The decision for Norfolk to have a £60m superfast broadband network by 2015 has been described as "historic" by the leader of the county council.
Derrick Murphy welcomed the government's decision to match the council's £15m bid for the network, with private firms set to add £30m.
Norfolk was one of only four counties to be given government funding due to its rural location and slow speeds.
"It's a fantastic day for Norfolk," said Conservative Mr Murphy.
"It's what we've been crying out for in this county for ages and it is a truly historic day now that we've got it," he added.
Other counties to receive an share of £49m funding from Broadband Delivery UK (BDUK) are Wiltshire and Devon and Somerset, which launched a joint bid.
Currently more than 50,000 homes and businesses in Norfolk are in broadband "not spots", having no broadband access or experiencing speeds of less than 2Mbps (megabits per second), Norfolk County Council said .
It promised every property in Norfolk could access a minimum connection of 2Mbps by 2015 and superfast broadband would be available for most of the county.
Superfast internet would be at least 10 times faster.
Independent research carried out by SQW consultants predicted the superfast rollout could bring an extra £401m into the Norfolk economy by 2025.
It also shows that about 1,330 jobs could be created.
Chris Starkey from Shaping Norfolk's Future said the news was "at least as important as the A11 dualling" and would benefit "thousands of businesses, schoolchildren and older people".
Caroline Williams, chief executive of Norfolk Chamber of Commerce, said she believed the pledge would "help people to embrace new technologies" and "help the economy at a time when we really need it".
Sarah Lee, head of policy for The Countryside Alliance Foundation, said: "We welcome this new funding package but it is important that there is competitive rollout of broadband services."
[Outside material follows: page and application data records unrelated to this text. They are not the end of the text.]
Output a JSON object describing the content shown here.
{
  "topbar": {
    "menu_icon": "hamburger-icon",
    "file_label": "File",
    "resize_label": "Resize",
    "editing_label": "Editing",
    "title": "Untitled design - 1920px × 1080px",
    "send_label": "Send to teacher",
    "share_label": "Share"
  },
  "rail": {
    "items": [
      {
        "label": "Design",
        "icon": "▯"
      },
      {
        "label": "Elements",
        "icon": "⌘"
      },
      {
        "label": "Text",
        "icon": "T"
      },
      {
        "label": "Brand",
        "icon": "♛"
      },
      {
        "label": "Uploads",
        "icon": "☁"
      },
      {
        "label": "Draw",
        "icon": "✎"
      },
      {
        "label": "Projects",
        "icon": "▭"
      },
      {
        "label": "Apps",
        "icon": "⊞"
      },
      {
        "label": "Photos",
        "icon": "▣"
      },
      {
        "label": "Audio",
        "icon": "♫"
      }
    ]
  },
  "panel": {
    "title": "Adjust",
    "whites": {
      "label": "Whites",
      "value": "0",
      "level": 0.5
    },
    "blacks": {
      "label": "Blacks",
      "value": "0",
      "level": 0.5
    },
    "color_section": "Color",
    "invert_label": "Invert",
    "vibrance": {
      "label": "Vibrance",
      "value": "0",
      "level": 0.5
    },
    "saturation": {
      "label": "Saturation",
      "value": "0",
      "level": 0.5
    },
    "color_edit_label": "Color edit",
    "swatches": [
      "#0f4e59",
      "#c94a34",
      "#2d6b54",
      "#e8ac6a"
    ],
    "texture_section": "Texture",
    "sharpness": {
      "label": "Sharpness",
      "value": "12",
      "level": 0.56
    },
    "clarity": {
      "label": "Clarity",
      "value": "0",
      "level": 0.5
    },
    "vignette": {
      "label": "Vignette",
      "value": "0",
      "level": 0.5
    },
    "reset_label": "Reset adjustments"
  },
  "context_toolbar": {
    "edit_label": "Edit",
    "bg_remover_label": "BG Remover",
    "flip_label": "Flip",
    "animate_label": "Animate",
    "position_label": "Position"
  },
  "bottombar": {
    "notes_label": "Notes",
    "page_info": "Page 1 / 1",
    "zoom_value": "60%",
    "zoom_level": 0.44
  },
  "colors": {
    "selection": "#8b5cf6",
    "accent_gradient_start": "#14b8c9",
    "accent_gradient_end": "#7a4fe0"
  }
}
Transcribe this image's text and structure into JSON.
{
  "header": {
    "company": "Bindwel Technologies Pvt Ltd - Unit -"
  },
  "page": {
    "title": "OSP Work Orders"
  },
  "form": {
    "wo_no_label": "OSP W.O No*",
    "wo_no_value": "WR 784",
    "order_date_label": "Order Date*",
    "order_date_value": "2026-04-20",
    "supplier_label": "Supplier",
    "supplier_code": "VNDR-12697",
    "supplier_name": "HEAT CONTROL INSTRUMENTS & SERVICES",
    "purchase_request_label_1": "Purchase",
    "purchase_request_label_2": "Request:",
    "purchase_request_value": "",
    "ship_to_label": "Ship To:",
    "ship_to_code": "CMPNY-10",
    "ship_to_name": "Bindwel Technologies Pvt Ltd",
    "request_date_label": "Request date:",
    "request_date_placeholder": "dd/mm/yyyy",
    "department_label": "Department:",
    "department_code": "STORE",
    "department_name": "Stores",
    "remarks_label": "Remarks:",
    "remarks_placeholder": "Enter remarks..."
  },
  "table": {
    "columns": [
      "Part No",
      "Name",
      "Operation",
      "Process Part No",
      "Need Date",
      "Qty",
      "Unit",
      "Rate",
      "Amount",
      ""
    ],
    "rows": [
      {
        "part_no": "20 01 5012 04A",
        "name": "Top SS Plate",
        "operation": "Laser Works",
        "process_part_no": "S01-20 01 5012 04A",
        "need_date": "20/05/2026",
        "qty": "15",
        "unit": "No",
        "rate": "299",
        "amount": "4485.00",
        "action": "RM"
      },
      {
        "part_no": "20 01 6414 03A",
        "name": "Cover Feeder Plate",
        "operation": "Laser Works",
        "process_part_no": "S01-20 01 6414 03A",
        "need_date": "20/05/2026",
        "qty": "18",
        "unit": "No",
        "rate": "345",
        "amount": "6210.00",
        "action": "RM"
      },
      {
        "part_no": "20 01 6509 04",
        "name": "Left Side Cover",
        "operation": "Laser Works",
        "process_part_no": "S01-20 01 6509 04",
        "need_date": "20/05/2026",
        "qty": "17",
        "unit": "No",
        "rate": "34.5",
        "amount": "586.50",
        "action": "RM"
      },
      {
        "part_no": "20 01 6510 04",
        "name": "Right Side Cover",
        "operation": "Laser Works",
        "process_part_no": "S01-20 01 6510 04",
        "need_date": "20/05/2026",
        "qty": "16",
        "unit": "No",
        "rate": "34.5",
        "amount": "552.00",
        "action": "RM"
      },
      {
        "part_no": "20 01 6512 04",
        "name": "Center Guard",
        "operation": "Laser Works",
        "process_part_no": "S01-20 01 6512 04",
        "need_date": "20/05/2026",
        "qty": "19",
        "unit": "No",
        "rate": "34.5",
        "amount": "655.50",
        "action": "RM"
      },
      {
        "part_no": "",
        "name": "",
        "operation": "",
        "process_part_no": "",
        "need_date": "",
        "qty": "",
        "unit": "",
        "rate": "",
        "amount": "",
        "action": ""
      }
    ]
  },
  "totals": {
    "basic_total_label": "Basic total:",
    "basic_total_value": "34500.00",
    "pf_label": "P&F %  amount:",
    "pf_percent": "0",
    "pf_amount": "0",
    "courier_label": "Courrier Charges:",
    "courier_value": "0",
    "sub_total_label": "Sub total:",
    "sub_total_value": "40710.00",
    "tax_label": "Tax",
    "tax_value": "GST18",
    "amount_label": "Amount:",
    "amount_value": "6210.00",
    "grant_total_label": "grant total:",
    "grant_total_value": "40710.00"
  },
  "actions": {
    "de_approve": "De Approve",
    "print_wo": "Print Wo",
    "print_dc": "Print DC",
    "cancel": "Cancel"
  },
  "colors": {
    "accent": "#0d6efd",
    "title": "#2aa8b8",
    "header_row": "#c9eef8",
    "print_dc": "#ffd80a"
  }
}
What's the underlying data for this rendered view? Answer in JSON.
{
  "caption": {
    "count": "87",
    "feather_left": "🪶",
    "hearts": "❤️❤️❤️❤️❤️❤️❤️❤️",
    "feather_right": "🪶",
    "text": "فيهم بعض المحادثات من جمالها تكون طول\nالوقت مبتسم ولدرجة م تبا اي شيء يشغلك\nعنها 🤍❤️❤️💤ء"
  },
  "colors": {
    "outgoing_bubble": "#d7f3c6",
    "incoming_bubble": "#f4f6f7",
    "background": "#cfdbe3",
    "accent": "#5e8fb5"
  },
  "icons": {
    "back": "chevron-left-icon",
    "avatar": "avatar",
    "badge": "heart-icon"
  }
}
The government said it wanted to make the UK the best place for superfast broadband in Europe by 2015.